Large manufacturers reported that operations in several countries were affected simultaneously, like Renault-Nissan, who had to stop production in factories in France, Slovenia, Romania, India, and the UK. Although official statements claim crucial infrastructure in Russia was not endangered, independent reports show that their large mobile operator Megafon and the Interior Ministry have been hit by WannaCry and suffered major outages on Windows-based infrastructure.
The particular pain point seems to be in legacy systems, working mainly on Windows XP, which were not patched for this issue, as support for XP ended back in April 2014. Due to the massive scale of the infection, Microsoft made an exception and created a patch during the weekend, releasing it as part of the customer advisory on the WannaCrypt ransomware.
How to protect and what to do if you get infected?
The first thing you need to do is to immediately patch the EternalBlue vulnerability, by downloading and installing the Microsoft Security Bulletin MS17-010 on all computers in your remit, whether it’s home PC’s, office workstations or laptops, or any other computer device using a Microsoft Windows operating system (particularly an older one, such as XP, Vista or Server 2003). This would prevent the ransomware from making camp on any of your infrastructure in the first place. Besides patching, you should make sure that your anti-virus and anti-malware tools are up-to-date and operational, since they would recognize and terminate the infection before it even infects a single PC.
Using a specialized software that combines centralized patch management and endpoint anti-virus protection would make this task much easier and faster. We would warmly recommend our very own GFI OneGuard, but since stopping this WannaCry pandemic is a really pressing matter, even backbreaking manual updating on individual computers would be better than not addressing the issue at all. If you want to act fast, you can install a fully functional 30-day trial of GFI OneGuard now and quickly patch and protect all Windows computers in your network.
If you’re not that lucky, and WannaCry has already nested in your local network, there are ways to minimize damage by slowing down its propagation. Using advanced firewall rules that would block ports that the SMB exploit uses allows you to slow down the infection spreading, giving you time to patch unprotected systems. This operation can be largely accelerated by using specialized network monitoring and protection software such as Kerio Control or GFI WebMonitor, which have automated rules protecting local networks from malicious traffic spreading around.
Of course, none of this would happen in the first place if there weren’t unaware users opening email attachments from unknown senders, which were infected with WannaCry. As with all other ransomware infections, the initial attack vector is email – most commonly, employees at finance or other departments open Word of PDF documents, marked as urgent invoices, and unleash the infection to their local networks. A good email protection and management solution equipped with anti-spam and anti-virus engines, such as GFI MailEssentials or Kerio Connect, would surely prevent these infected files from even reaching the employee inboxes.

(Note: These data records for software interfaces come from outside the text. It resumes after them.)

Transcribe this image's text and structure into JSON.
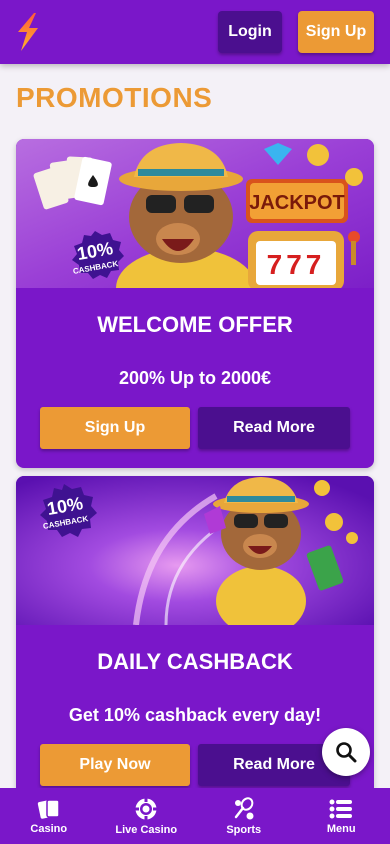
{
  "header": {
    "logo_icon": "lightning-logo-icon",
    "login_label": "Login",
    "signup_label": "Sign Up"
  },
  "page": {
    "title": "PROMOTIONS"
  },
  "promotions": [
    {
      "badge_percent": "10%",
      "badge_text": "CASHBACK",
      "banner_sign": "JACKPOT",
      "slot_numbers": "777",
      "title": "WELCOME OFFER",
      "subtitle": "200% Up to 2000€",
      "primary_label": "Sign Up",
      "secondary_label": "Read More"
    },
    {
      "badge_percent": "10%",
      "badge_text": "CASHBACK",
      "title": "DAILY CASHBACK",
      "subtitle": "Get 10% cashback every day!",
      "primary_label": "Play Now",
      "secondary_label": "Read More"
    }
  ],
  "search_fab": {
    "icon": "search-icon"
  },
  "bottom_nav": [
    {
      "label": "Casino",
      "icon": "cards-icon"
    },
    {
      "label": "Live Casino",
      "icon": "poker-chip-icon"
    },
    {
      "label": "Sports",
      "icon": "sports-icon"
    },
    {
      "label": "Menu",
      "icon": "menu-list-icon"
    }
  ],
  "colors": {
    "brand_purple": "#7a17c9",
    "dark_purple": "#4b0f8f",
    "accent_orange": "#ec9a35",
    "page_bg": "#f4f1f7"
  }
}
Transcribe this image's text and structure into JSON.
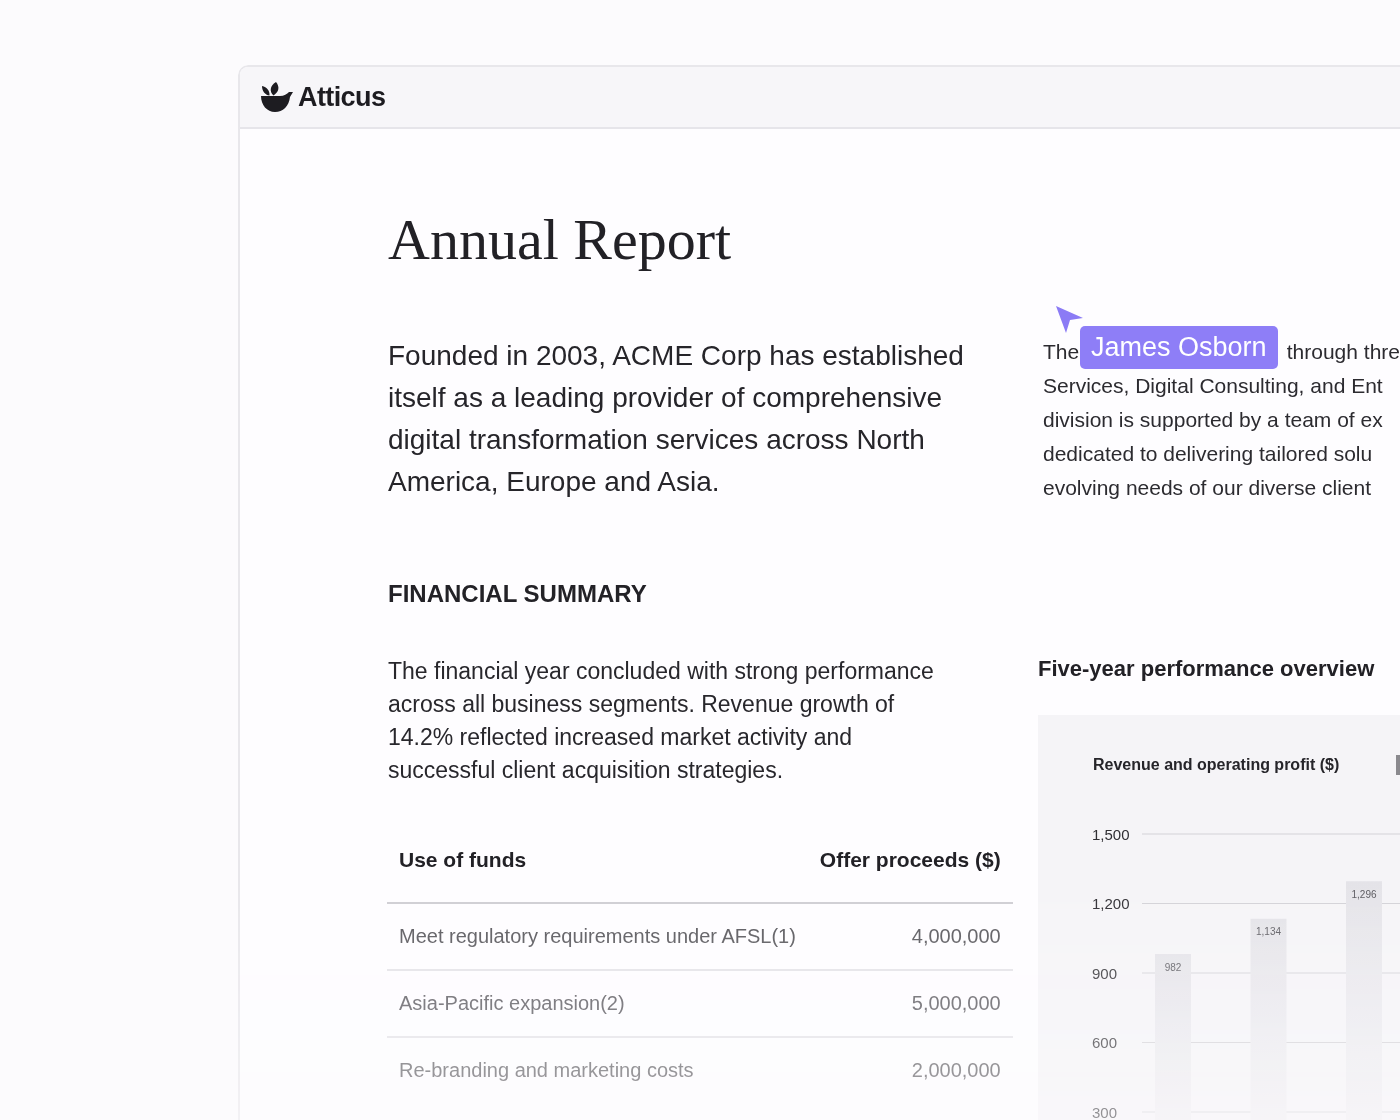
{
  "header": {
    "brand": "Atticus"
  },
  "document": {
    "title": "Annual Report",
    "intro": "Founded in 2003, ACME Corp has established itself as a leading provider of comprehensive digital transformation services across North America, Europe and Asia.",
    "side_text": {
      "first_line_start": "The",
      "first_line_end": "through thre",
      "lines": [
        "Services, Digital Consulting, and Ent",
        "division is supported by a team of ex",
        "dedicated to delivering tailored solu",
        "evolving needs of our diverse client"
      ]
    },
    "collaborator_cursor": {
      "name": "James Osborn"
    },
    "section_heading": "FINANCIAL SUMMARY",
    "summary": "The financial year concluded with strong performance across all business segments. Revenue growth of 14.2% reflected increased market activity and successful client acquisition strategies.",
    "table": {
      "columns": [
        "Use of funds",
        "Offer proceeds ($)"
      ],
      "rows": [
        [
          "Meet regulatory requirements under AFSL(1)",
          "4,000,000"
        ],
        [
          "Asia-Pacific expansion(2)",
          "5,000,000"
        ],
        [
          "Re-branding and marketing costs",
          "2,000,000"
        ]
      ]
    },
    "chart_panel": {
      "heading": "Five-year performance overview",
      "chart_data": {
        "type": "bar",
        "title": "Revenue and operating profit ($)",
        "values": [
          982,
          1134,
          1296
        ],
        "ylim": [
          300,
          1500
        ],
        "yticks": [
          {
            "value": 300,
            "label": "300"
          },
          {
            "value": 600,
            "label": "600"
          },
          {
            "value": 900,
            "label": "900"
          },
          {
            "value": 1200,
            "label": "1,200"
          },
          {
            "value": 1500,
            "label": "1,500"
          }
        ],
        "grid": true,
        "value_labels": [
          "982",
          "1,134",
          "1,296"
        ]
      }
    }
  }
}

In the aftermath
Although this particular threat has been reduced significantly, the WannaCry ransomware infection may come back, in other shapes and forms, more sinister and faster ones. So, companies around the world should not wait for another global malware outbreak to make sure their systems are protected in time and safe from ransomware and other threats out there. Educating users not to open suspicious attachments, install unauthorized applications, or visit shady websites, is also an important way to prevent WannaCry and its successors in infecting your systems. But if that fails, you’ll always have the tools listed above, which would prevent users in doing those things in the first place.